In a central passage, the bishops address prospective elected representatives, to whom they ask “to never forget the lofty responsibility they have been entrusted with. They are there to serve everyone, especially those who are most vulnerable and those who have no opportunity to make their voices heard.” The bishops highlight a long list of challenges facing the country: “poverty is constantly and worryingly on the rise, demographic winter, protecting the elderly, local disparities, the ecological transition and the energy crisis, jobs protection, especially for young people, reception, protection, promotion and integration of migrants, cutting bureaucratic delays, reforms of the democratic expression of the State and election law”.
“This is the time for brave and organic choices,” the bishops conclude: “Not opportunisms, but visions. We encourage you to exercise political responsibility as ‘the highest form of charity”, the bishops write in their message.

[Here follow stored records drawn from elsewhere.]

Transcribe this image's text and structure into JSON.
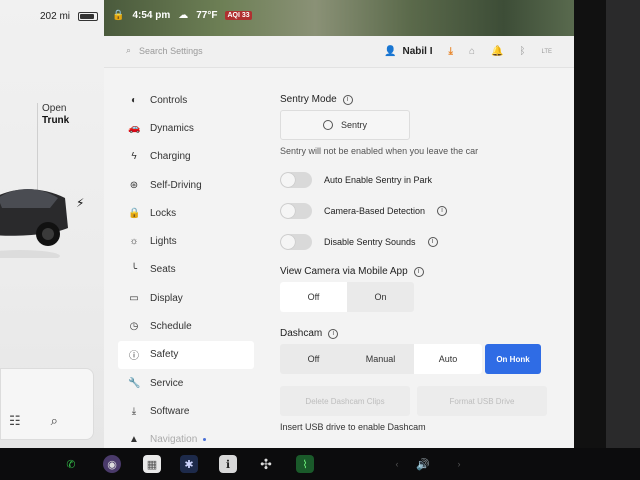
{
  "left": {
    "range": "202 mi",
    "open_label": "Open",
    "trunk_label": "Trunk"
  },
  "status": {
    "time": "4:54 pm",
    "temperature": "77°F",
    "aqi": "AQI 33"
  },
  "header": {
    "search_placeholder": "Search Settings",
    "user_name": "Nabil I",
    "lte_label": "LTE"
  },
  "nav": {
    "items": [
      {
        "label": "Controls",
        "icon": "toggle-icon"
      },
      {
        "label": "Dynamics",
        "icon": "car-icon"
      },
      {
        "label": "Charging",
        "icon": "bolt-icon"
      },
      {
        "label": "Self-Driving",
        "icon": "steering-wheel-icon"
      },
      {
        "label": "Locks",
        "icon": "lock-icon"
      },
      {
        "label": "Lights",
        "icon": "sun-icon"
      },
      {
        "label": "Seats",
        "icon": "seat-icon"
      },
      {
        "label": "Display",
        "icon": "display-icon"
      },
      {
        "label": "Schedule",
        "icon": "clock-icon"
      },
      {
        "label": "Safety",
        "icon": "info-icon"
      },
      {
        "label": "Service",
        "icon": "wrench-icon"
      },
      {
        "label": "Software",
        "icon": "download-icon"
      },
      {
        "label": "Navigation",
        "icon": "navigation-icon"
      }
    ],
    "active": "Safety"
  },
  "sentry": {
    "title": "Sentry Mode",
    "button_label": "Sentry",
    "note": "Sentry will not be enabled when you leave the car",
    "toggles": [
      {
        "label": "Auto Enable Sentry in Park",
        "on": false
      },
      {
        "label": "Camera-Based Detection",
        "on": false
      },
      {
        "label": "Disable Sentry Sounds",
        "on": false
      }
    ]
  },
  "view_camera": {
    "title": "View Camera via Mobile App",
    "options": [
      "Off",
      "On"
    ],
    "selected": "Off"
  },
  "dashcam": {
    "title": "Dashcam",
    "options": [
      "Off",
      "Manual",
      "Auto",
      "On Honk"
    ],
    "selected": "On Honk",
    "delete_label": "Delete Dashcam Clips",
    "format_label": "Format USB Drive",
    "usb_note": "Insert USB drive to enable Dashcam"
  },
  "colors": {
    "accent": "#2f6ce5",
    "download": "#e8862a"
  }
}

Finally, the episcopate asks to restart “from the living spaces” where “we recovered a sense of proximity during the pandemic.” The Synodal Path that the Churches in Italy are pursuing can indeed be “an opportunity to advance co-responsibility processes.” The bishops thus invite to rediscover and re-propose “the principles of Church social doctrine: human dignity, the common good, solidarity and subsidiarity.” “Let us love our country. The Church will continue reminding everyone of this and will highlight the importance of the common good versus self-interest, the defence of the inviolable rights of the person and the community, with severity if necessary,” the appeal concludes.